Channel 4 have published a huge YouGov poll taken in the days before the European elections, intended largely to examine exactly what drove support for the BNP. The full tables are well worth a look here
Firstly, there is the question of whose vote the BNP takes. The demographics of people who voted BNP in the European elections show they are more likely to be C2DE social class, likely to read the Sun or Star and almost certainly not a broadsheet, they are likely to work in a manual occupation (they are also likely to be male and middle aged, though that has less of a partisan implication). They are also likely to come from a Labour supporting background - 47% of BNP voters say their parents voted Labour.
This fits with the pattern of where the BNP tend to do well - normally seats that were previously strongly Labour - and with other studies of where the BNP get their support.
If BNP supporters are traditional Labour, male working class voters therefore, the natural conclusion that it’s Labour they are taking support from. This falls down, however, on some other questions - asked if they’d rather have Cameron or Brown as PM, BNP voters opt for Cameron by 59% to 17%. Asked to place themselves on the political spectrum they put themselves right of centre, in roughly the same place as they do the Tories. 22% of them think the Tories care about people like themselves, only 6% say the same about Labour. In short, the people the BNP seem to appeal to are actually “working class Tories” - the sort of traditional working class voters who under other circumstances might shift over to the Conservatives.
Asked a series of satisfaction questions, as might be expected, BNP voters were the least content with their lot in life. They were most likely to be dissatisifed with their disposable income, most likely to feel unsafe in their local area, most likely to feel their family had few opportunities to prosper and - along with UKIP voters - were most pessimistic on the economy.
Unsurprisingly, the overwhelming majority of BNP supporters wanted all immigration stopped - 94% agreed with the statement. However, this doesn’t strongly differentiate them from the rest of the public, 61% of whom agreed with the statement. Only amongst Green party supporters were a plurality opposed to the statement. BNP supporters were also most likely to put immigration as the top issue facing the country. 87% picked it as a major issue, though again, amongst the public as a whole it was already the second most mentioned issue, chosen by 49% of people. (As an aside, it’s worth noting that UKIP supporters also named immigration as the most important issue. Only 39% of people who voted for UKIP put the issue of Europe as one of the top four facing the UK)
Looking at other statements on race or immigration however, BNP supporters tend to contrast far more strongly with supporters of other parties. The majority of every other party’s voters agreed with the statement that “Non-white British citizens who were born in this country are just as ‘British’ as white citizens born in this country”, only 35% of BNP voters did, with 44% disagreeing. Large majorities of every party’s supporters agreed that there was no difference in intelligence between black and white people…except for BNP supporters, where only 41% agreed.
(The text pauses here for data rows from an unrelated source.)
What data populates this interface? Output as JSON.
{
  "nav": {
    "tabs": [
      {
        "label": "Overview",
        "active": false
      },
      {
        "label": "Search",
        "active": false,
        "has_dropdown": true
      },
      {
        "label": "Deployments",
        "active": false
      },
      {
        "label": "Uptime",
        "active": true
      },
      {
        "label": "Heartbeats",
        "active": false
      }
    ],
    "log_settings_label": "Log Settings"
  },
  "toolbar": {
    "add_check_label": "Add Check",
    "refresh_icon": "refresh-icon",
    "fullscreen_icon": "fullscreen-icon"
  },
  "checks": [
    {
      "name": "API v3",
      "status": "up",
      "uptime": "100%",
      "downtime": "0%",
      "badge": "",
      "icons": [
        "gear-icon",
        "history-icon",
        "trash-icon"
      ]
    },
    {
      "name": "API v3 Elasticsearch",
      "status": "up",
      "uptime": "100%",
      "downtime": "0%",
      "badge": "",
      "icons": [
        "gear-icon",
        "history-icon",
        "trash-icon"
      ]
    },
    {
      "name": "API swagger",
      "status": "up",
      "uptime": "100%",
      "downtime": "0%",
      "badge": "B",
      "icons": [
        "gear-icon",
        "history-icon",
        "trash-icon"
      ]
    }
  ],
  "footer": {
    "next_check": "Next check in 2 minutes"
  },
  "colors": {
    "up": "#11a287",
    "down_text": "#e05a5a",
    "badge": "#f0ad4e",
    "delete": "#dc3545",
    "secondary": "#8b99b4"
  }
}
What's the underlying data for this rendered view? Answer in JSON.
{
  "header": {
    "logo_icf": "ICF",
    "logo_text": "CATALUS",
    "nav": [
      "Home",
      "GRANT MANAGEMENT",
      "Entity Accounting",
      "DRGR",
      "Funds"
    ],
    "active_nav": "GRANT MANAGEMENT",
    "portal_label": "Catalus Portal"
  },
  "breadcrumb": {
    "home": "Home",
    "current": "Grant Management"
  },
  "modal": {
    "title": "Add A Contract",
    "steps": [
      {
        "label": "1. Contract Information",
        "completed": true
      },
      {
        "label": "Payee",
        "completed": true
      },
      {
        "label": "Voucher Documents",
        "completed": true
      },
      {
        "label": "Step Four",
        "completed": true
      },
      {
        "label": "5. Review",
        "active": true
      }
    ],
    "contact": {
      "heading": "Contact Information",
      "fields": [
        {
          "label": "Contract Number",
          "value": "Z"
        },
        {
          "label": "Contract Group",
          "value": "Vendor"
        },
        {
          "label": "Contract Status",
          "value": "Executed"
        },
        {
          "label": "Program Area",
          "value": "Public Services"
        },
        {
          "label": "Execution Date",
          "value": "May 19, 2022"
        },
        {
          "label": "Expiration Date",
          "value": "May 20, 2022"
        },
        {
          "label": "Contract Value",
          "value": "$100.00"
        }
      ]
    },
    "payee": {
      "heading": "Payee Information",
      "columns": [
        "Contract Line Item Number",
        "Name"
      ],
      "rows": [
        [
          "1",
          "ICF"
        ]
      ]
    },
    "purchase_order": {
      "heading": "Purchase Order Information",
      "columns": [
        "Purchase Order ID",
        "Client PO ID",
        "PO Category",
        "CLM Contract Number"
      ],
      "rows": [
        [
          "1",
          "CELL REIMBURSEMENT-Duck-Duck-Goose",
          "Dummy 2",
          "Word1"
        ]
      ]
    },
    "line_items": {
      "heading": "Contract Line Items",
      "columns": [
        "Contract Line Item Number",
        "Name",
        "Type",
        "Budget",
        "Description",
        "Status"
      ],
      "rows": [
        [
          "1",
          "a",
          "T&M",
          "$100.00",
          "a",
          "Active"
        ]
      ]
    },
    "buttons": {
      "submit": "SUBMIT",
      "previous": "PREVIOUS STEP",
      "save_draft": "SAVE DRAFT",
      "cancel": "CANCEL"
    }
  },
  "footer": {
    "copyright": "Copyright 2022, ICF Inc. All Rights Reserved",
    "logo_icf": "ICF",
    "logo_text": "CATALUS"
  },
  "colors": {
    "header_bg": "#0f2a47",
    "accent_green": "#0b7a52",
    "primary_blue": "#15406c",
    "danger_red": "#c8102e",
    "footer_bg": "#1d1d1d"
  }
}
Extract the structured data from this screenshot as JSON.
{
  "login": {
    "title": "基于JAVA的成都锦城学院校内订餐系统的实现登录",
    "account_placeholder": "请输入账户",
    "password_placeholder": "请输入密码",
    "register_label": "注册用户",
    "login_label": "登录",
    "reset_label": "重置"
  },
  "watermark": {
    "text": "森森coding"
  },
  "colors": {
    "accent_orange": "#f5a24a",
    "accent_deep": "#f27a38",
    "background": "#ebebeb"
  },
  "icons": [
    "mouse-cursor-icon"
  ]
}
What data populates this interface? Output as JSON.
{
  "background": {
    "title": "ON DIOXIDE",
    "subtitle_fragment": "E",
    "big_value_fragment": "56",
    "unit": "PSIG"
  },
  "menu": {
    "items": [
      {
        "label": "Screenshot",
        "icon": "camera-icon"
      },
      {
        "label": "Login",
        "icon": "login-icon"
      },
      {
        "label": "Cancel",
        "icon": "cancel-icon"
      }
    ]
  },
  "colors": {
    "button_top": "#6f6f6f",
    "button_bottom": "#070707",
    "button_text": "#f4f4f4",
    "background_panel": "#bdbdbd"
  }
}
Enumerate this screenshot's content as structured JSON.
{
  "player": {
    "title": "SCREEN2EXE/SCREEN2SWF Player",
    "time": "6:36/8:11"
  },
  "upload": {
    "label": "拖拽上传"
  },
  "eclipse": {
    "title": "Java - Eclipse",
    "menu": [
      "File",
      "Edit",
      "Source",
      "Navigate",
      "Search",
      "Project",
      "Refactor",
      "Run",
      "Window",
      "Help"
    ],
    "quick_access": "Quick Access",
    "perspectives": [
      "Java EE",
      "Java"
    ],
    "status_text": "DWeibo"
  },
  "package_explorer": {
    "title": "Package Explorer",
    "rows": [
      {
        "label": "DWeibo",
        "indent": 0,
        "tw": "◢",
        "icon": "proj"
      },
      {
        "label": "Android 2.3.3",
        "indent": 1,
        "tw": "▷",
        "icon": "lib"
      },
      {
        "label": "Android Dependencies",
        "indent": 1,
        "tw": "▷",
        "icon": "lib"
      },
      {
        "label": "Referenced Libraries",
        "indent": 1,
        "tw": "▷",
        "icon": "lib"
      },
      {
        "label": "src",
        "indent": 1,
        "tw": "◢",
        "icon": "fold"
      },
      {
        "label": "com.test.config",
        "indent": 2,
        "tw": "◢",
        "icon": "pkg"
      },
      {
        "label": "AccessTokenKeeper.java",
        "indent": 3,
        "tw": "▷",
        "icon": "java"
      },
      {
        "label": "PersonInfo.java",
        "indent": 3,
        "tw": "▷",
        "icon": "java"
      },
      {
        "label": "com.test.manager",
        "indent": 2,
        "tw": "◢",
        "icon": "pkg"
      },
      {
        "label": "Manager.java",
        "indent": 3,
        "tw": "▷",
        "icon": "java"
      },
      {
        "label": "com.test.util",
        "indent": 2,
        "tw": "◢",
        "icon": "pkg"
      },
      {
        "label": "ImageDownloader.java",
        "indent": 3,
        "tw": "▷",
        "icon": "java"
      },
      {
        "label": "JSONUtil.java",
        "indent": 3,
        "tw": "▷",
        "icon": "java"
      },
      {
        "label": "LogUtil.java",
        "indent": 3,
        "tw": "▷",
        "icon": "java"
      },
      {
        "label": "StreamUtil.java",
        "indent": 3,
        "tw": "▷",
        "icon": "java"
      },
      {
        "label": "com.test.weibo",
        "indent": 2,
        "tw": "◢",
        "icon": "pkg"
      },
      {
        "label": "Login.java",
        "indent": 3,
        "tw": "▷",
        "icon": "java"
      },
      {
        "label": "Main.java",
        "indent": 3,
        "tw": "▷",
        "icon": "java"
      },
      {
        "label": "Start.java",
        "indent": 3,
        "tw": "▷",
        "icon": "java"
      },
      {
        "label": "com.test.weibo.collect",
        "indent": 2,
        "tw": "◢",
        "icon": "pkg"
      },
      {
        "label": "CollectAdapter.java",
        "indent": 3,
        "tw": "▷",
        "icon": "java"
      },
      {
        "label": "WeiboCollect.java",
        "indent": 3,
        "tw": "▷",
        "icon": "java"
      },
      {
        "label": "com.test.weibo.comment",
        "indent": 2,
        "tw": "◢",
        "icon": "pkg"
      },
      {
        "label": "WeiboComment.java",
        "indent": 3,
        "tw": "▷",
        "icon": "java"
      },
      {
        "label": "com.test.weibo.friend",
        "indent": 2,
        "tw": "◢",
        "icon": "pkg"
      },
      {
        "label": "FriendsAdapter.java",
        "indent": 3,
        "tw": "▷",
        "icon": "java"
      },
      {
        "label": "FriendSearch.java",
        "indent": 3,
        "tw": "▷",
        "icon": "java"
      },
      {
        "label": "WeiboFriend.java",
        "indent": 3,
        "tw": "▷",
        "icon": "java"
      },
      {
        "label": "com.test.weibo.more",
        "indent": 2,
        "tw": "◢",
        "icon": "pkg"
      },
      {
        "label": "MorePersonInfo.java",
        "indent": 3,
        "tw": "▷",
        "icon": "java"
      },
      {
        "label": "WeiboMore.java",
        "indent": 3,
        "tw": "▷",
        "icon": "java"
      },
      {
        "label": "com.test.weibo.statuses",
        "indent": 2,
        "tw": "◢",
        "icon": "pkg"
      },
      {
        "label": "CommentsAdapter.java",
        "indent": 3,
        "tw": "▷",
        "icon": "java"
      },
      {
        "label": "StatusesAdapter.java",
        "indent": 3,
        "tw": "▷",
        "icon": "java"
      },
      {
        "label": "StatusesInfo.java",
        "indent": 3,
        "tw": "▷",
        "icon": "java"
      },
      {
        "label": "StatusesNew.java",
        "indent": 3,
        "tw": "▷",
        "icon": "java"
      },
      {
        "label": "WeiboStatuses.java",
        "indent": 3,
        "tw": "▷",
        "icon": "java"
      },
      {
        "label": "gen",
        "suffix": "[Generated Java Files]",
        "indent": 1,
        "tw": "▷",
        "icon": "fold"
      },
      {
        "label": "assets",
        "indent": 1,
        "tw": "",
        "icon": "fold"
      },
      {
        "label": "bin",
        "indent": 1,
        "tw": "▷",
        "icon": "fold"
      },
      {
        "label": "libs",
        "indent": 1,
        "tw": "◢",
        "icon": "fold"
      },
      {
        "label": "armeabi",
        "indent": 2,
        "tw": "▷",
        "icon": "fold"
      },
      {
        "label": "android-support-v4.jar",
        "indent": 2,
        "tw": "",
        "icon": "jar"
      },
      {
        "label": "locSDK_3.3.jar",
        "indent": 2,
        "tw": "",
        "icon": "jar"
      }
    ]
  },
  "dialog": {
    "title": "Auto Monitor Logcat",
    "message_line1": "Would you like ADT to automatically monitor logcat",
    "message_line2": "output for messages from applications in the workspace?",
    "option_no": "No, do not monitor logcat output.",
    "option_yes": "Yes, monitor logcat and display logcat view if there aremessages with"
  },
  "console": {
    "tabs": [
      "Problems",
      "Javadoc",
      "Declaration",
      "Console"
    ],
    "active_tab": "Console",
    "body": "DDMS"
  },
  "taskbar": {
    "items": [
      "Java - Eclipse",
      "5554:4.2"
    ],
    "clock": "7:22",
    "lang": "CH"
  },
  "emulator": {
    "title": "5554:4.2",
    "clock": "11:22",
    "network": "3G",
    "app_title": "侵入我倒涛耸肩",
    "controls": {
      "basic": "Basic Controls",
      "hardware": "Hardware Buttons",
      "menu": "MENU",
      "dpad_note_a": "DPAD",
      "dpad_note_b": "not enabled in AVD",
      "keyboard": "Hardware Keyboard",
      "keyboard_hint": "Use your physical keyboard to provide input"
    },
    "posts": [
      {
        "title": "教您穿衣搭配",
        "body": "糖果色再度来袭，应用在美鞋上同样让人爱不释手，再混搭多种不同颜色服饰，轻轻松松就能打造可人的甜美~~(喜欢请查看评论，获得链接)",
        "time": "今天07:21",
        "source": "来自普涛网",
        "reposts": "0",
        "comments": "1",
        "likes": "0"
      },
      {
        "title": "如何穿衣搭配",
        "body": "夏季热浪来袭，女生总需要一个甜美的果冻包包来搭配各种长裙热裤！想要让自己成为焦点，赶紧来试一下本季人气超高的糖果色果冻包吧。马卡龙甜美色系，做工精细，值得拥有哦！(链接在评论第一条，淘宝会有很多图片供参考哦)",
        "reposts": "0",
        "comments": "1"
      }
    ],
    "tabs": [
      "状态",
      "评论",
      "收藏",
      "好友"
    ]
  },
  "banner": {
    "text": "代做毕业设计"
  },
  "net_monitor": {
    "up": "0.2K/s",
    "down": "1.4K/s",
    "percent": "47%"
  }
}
Almost half (49%) of BNP supporters thought employers should discriminate on grounds of race in favour of white people (compared to 11% in the general population), and 58% thought most crime was committed by immigrants (22% in the general population). 72% of BNP supporters wanted the government to encourage voluntary repatriation, compared to 27% of the country as a whole.
At the extremes of conspiracy theory, BNP voters are more likely to believe in a worldwide Jewish conspiracy, or that the Holocaust didn’t happen, but not to a great extent - the overwhelming majority reject them. 3% of British people apparently believe it completely true that “there is a major international conspiracy led by Jews and Communists to undermine traditional Christian values in Britain”, compared to 9% of BNP supporters. 9% of British people think the Holocaust is exaggerated, with 1% denying it entirely - the figures amongst BNP supporters are 18% and 2%.
A final interesting point was the question of where people got their political news from. The vast majority of people get their news, as one would expect, from the TV, followed by newspapers, the radio and news websites. There was no great contrast between supporters of one political party or another on any of these. Where there was a contrast was the proportion of people who got their news from “political parties websites” - only 3% of people ticked this, but 12% of BNP voters did, suggesting the BNP have managed to communicate directly with their potential voters across the web.